* Exercise prompt
Using the data below, return every line that holds the word "placeholder".

......

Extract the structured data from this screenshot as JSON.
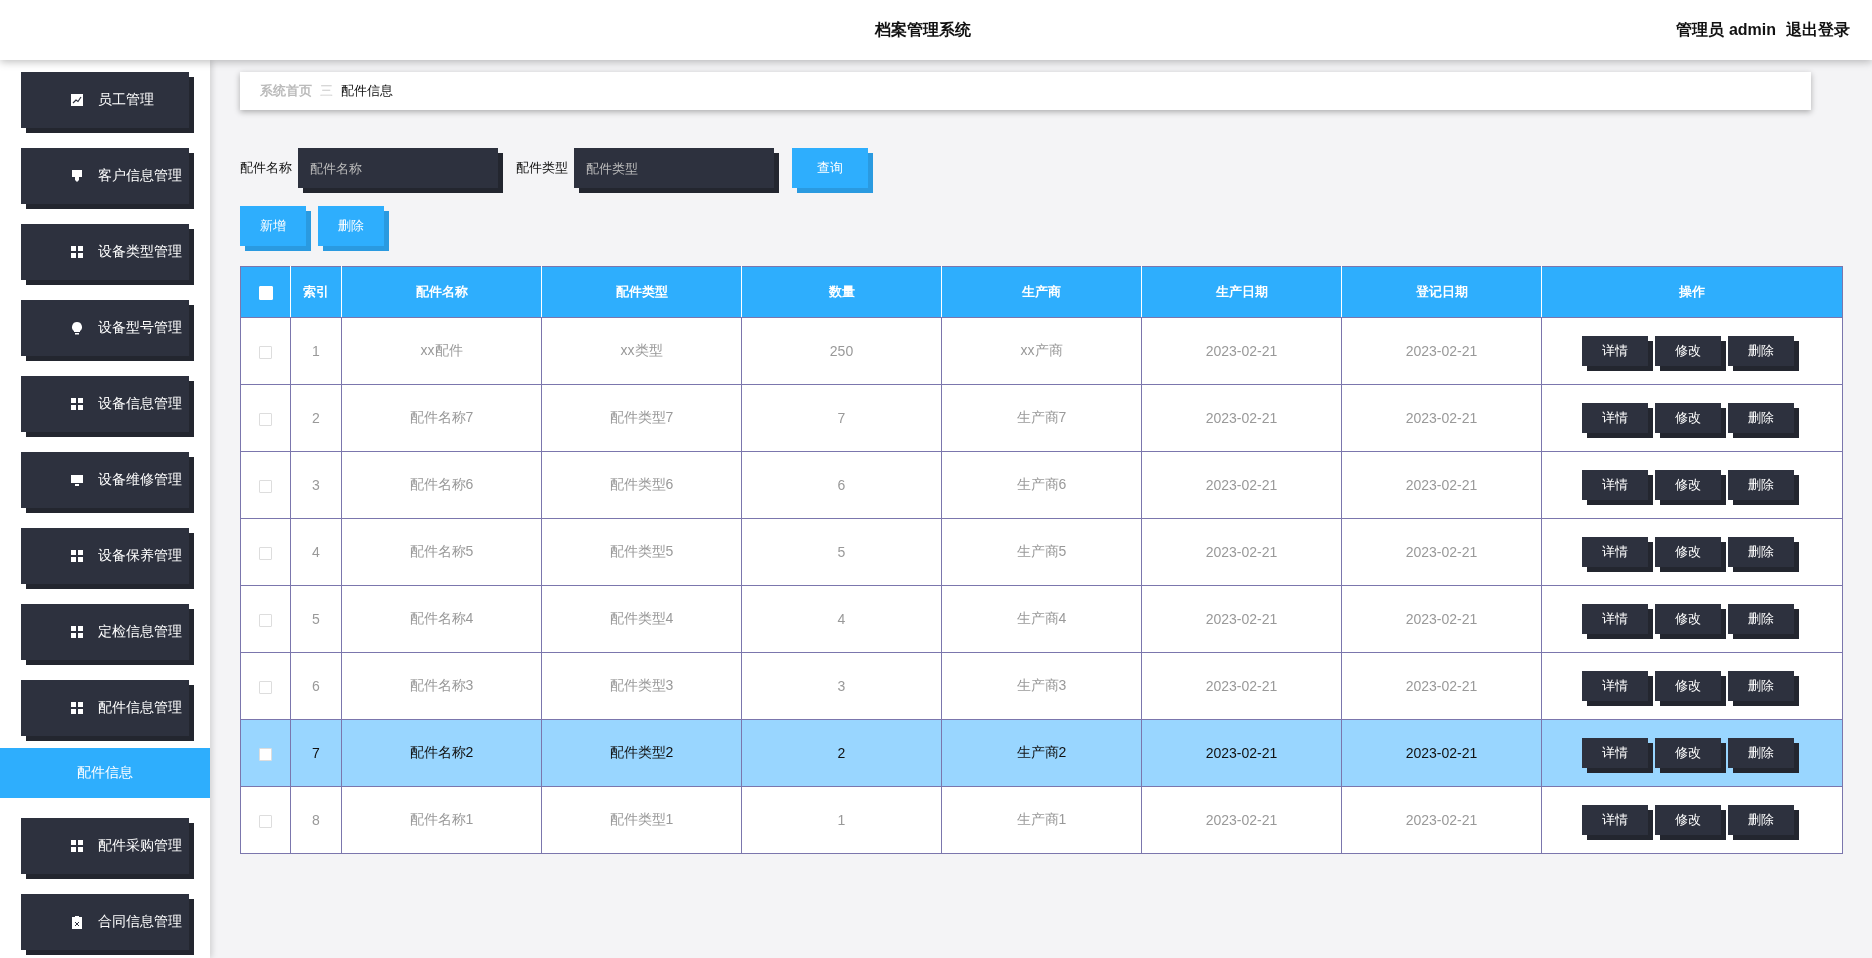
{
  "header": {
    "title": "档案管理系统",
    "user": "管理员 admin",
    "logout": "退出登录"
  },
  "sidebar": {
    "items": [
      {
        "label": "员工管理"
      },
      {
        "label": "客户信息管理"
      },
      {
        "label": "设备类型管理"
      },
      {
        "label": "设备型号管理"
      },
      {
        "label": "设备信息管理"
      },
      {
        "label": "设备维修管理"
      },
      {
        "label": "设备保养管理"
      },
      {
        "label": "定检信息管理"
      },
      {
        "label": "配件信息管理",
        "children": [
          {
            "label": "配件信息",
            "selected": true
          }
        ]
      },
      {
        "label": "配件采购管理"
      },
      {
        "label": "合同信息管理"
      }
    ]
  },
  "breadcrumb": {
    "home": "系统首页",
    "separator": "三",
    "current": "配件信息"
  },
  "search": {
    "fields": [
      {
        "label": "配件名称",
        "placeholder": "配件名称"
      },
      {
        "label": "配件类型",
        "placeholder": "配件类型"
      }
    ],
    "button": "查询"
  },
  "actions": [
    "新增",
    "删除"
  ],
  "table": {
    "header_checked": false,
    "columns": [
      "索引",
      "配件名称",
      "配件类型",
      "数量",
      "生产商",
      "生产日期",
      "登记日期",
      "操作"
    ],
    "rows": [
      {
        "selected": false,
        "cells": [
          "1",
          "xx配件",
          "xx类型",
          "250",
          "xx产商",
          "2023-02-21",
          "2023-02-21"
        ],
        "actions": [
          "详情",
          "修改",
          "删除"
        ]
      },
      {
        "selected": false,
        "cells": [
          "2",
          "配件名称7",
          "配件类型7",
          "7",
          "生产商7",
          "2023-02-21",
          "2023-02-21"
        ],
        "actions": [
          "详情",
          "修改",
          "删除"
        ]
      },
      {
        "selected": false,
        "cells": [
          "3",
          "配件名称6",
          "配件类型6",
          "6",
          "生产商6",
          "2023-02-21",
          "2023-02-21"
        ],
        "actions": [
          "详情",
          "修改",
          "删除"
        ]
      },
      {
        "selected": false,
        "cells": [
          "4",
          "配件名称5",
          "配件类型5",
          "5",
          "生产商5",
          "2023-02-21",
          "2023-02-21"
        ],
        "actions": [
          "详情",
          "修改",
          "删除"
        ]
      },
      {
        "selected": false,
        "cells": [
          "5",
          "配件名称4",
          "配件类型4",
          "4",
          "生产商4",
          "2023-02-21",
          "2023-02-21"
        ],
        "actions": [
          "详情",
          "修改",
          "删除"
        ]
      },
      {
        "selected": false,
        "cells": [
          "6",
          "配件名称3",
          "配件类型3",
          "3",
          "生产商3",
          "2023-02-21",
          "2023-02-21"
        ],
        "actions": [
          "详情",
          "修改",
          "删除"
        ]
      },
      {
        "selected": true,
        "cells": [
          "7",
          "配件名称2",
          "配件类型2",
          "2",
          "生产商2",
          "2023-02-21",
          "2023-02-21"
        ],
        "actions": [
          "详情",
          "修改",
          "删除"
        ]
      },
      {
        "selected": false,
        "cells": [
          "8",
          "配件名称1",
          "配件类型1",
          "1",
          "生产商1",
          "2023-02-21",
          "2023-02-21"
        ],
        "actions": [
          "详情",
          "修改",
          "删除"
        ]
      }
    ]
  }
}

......

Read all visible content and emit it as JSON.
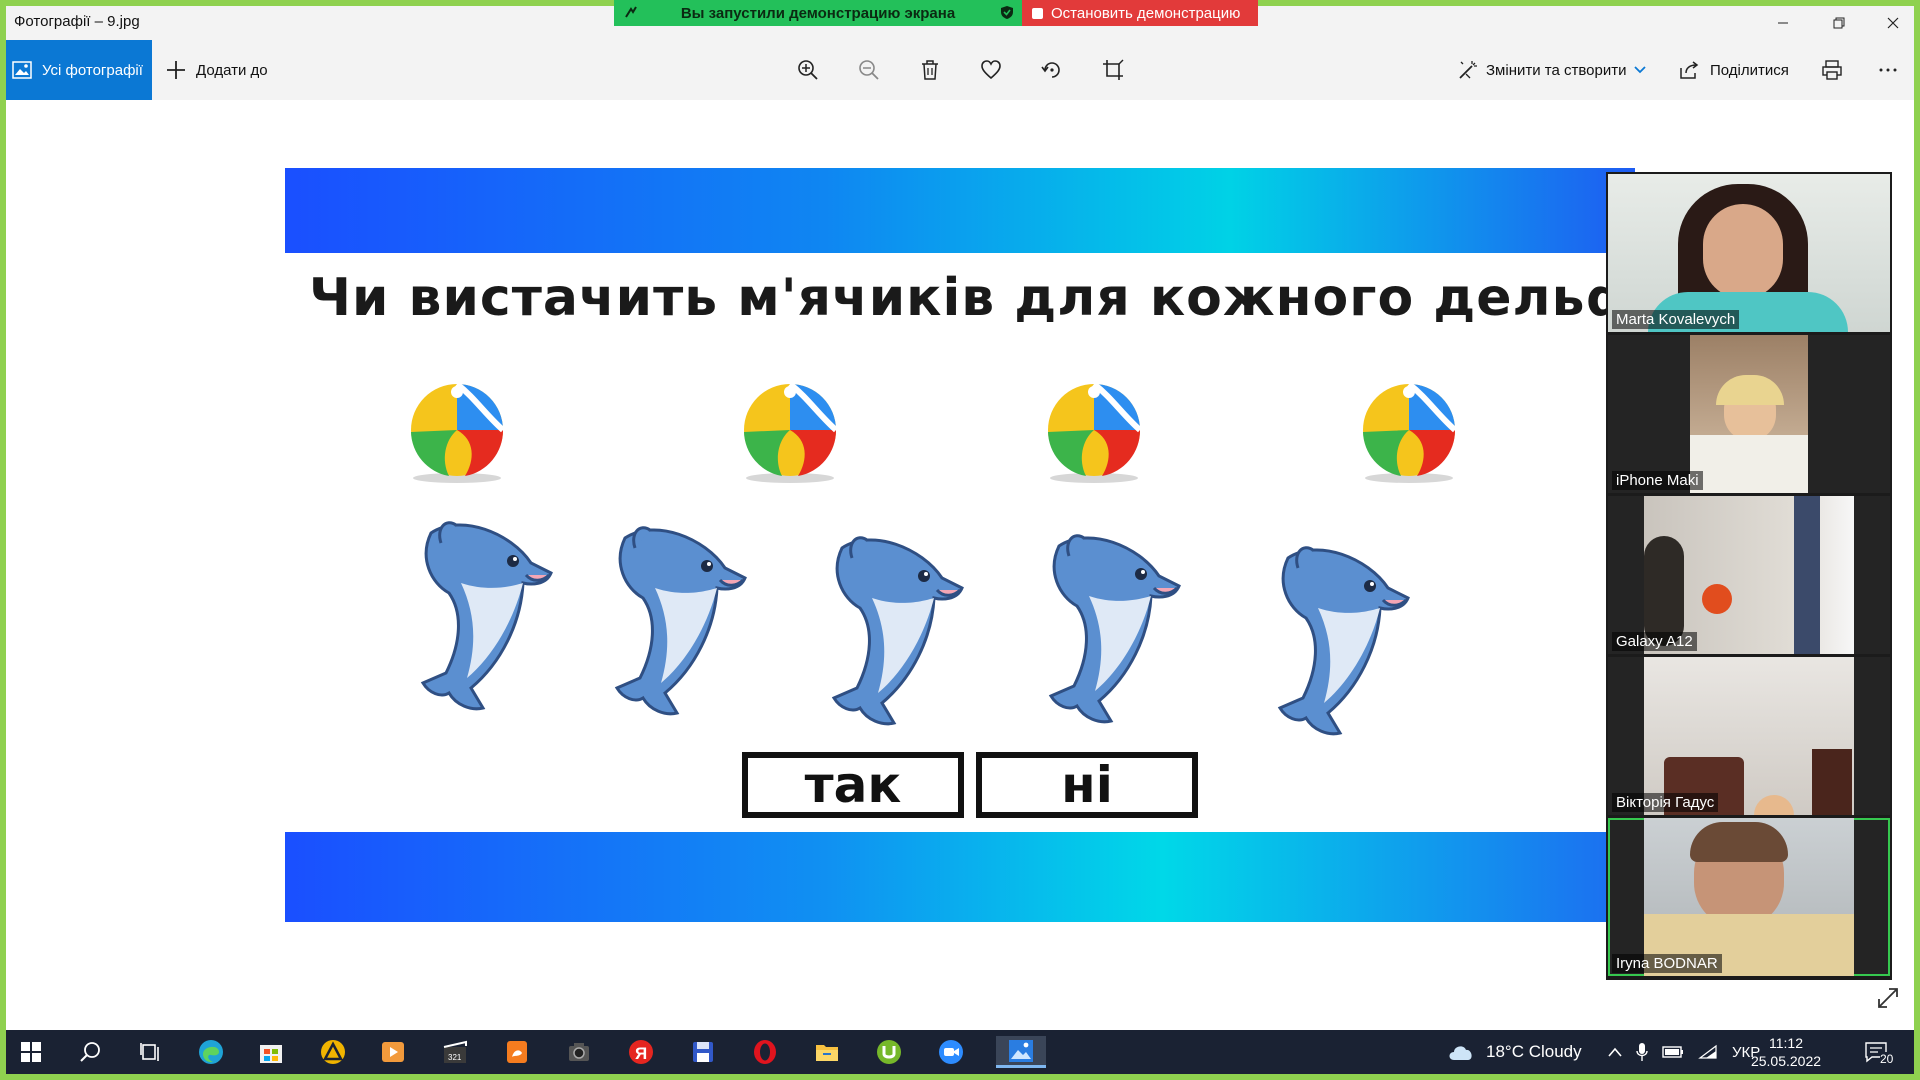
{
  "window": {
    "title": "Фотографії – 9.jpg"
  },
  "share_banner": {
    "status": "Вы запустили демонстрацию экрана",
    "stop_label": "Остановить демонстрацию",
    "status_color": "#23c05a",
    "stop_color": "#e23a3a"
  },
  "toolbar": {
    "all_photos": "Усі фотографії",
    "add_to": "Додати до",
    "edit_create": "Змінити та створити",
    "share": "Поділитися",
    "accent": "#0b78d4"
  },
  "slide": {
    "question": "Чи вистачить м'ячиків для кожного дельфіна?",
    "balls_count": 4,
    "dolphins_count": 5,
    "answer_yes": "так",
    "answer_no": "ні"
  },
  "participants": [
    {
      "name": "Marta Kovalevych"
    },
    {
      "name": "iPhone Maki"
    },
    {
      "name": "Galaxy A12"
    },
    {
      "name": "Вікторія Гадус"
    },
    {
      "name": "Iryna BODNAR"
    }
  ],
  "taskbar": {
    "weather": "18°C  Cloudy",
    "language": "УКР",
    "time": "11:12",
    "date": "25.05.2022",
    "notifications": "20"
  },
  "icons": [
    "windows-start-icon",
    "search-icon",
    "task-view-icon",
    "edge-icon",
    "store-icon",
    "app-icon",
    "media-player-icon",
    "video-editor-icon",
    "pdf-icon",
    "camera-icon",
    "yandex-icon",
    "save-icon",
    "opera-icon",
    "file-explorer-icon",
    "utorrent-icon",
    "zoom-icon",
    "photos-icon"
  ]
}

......

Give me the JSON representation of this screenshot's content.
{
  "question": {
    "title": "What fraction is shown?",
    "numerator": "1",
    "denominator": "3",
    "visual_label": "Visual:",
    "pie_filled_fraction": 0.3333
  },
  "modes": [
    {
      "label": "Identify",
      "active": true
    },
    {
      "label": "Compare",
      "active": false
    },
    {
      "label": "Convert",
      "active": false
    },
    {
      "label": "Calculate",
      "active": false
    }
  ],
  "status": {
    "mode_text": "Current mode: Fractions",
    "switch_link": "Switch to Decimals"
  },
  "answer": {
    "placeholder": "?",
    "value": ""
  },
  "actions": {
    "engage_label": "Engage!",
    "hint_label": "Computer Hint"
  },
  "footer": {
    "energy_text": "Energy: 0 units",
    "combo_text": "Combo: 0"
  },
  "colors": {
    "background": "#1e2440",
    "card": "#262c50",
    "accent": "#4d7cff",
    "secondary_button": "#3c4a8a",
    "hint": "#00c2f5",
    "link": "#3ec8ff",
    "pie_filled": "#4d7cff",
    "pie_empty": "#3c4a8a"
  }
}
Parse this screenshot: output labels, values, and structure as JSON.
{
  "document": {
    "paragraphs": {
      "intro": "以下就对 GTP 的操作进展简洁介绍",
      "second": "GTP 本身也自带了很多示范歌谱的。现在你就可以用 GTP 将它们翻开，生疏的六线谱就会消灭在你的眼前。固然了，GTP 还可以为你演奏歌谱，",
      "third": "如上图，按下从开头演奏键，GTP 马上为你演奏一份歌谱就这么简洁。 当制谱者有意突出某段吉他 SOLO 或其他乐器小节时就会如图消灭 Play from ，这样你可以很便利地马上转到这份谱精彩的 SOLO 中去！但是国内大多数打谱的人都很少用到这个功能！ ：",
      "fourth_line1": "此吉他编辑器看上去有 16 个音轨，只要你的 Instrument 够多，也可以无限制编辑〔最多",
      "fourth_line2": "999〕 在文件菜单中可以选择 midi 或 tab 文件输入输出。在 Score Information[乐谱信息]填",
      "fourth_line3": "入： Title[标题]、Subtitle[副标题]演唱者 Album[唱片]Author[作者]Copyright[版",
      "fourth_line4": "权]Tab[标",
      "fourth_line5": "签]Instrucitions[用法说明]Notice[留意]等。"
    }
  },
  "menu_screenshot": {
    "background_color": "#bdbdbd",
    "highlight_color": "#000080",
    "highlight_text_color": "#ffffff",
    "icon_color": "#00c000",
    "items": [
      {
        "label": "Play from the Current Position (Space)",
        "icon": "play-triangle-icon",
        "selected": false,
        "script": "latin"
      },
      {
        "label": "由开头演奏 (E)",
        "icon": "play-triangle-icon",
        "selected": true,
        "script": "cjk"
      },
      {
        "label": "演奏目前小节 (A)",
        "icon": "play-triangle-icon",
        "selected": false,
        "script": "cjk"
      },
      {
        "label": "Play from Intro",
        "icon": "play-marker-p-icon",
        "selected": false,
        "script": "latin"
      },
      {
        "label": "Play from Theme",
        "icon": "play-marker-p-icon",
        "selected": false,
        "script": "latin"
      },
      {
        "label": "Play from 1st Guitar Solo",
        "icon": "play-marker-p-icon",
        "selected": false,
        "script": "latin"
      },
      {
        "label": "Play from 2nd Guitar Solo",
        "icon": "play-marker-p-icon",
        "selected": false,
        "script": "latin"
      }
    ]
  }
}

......

* Solution for this exercise
        "placeholder": "配件名称"
        "placeholder": "配件类型"
    "placeholder": "?",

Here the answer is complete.